Mr. Chavez’s Bluff
If Venezuela’s strongman cut off oil exports to the United States, the first victim would be his regime.
Washington Post Friday, February 15, 2008; Page A20
ONE OF the more regrettable ironies of international relations is that the United States, through its voracious consumption of oil, underwrites President Hugo Chávez’s regime in Venezuela. In November alone, the United States bought more than 41 million barrels of Venezuelan crude, roughly 10 percent of all U.S. oil imports that month. If the Bush administration were really as committed to overthrowing Mr. Chávez as Mr. Chávez claims, the administration might be tempted to declare a boycott of Venezuelan oil. That would make a small but easily repaired dent in the U.S. economy, but it would devastate Venezuela, since it produces high-sulfur oil that, for the most part, can be refined only in special U.S.-based refineries.

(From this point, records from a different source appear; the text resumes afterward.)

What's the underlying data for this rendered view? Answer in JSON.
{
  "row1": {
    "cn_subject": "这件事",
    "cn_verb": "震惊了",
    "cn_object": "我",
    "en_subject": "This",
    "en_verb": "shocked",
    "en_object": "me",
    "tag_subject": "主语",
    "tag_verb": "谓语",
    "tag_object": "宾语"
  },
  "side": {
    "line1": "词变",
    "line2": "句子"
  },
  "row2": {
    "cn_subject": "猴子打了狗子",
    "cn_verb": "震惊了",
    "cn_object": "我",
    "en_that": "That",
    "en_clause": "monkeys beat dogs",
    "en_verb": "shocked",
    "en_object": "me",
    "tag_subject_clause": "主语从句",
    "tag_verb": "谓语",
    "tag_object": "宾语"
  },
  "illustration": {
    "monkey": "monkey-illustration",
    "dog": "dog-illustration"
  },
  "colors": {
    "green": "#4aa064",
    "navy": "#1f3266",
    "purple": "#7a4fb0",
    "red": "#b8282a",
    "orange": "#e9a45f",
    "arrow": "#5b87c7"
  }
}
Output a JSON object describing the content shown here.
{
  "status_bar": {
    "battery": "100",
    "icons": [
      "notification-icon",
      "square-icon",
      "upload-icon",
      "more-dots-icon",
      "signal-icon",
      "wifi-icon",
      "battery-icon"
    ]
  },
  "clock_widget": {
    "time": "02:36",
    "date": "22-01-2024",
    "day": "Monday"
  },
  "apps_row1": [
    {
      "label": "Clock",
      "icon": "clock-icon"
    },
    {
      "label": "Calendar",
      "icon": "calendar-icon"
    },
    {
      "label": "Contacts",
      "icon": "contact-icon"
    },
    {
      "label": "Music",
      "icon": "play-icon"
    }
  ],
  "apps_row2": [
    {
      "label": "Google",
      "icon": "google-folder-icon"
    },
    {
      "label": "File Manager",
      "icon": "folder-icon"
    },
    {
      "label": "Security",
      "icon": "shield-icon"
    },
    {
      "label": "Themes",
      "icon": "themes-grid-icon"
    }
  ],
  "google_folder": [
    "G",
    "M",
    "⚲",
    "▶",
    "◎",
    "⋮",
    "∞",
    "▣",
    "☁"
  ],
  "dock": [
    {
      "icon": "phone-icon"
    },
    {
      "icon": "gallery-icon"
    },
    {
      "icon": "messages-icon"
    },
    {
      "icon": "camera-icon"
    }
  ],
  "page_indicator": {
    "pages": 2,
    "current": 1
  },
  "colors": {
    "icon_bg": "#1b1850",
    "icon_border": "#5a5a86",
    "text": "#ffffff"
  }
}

So imagine our astonishment when Mr. Chávez himself threatened this week to cut off exports of crude oil to America. Perpetually angry at the United States, Mr. Chávez made this particular outburst because of his conflict with ExxonMobil, the American oil multinational whose operations in Venezuela he nationalized last year. While other oil companies accepted Mr. Chávez’s compensation terms and went quietly, Exxon Mobil fought the takeover through international arbitration and courts around the world. Last week, the company successfully moved to freeze $12 billion of Venezuelan assets, pending the outcome of the dispute. Enraged, Mr. Chávez announced: “If you end up freezing [Venezuelan assets] and it harms us, we’re going to harm you. Do you know how? We aren’t going to send oil to the United States.” In an interview published Tuesday in the Venezuelan newspaper Ultimas Noticias, Energy Minister Rafael Ramirez declared the country “ready” to make good on the threat.
But someone apparently explained to Mr. Chávez that Venezuela’s oil industry, already in decline because of Mr. Chávez’s mismanagement, might collapse if he actually carried out his threat. And without oil money, Mr. Chávez, who lost a referendum on extending his rule two months ago, cannot finance the subsidies and social spending that buy what’s left of his popular support in Venezuela. Mr. Chávez has now announced a modified, limited boycott: Henceforth, his state oil company will no longer sell crude directly to Exxon Mobil. This gesture will eventually prove meaningless as third parties come forward to buy the oil and then resell it to Exxon Mobil for refining. Also, Mr. Chávez’s government declared that the boycott does not apply to high-sulfur oil from the Cerro Negro field, which can be refined only at a facility that Venezuela and Exxon Mobil jointly operate in Chalmette, La. Two cheers for Exxon Mobil. In standing up to Mr. Chávez through peaceful, legal means, it has once again exposed the hollowness of the anti-imperialism with which he justifies his rule.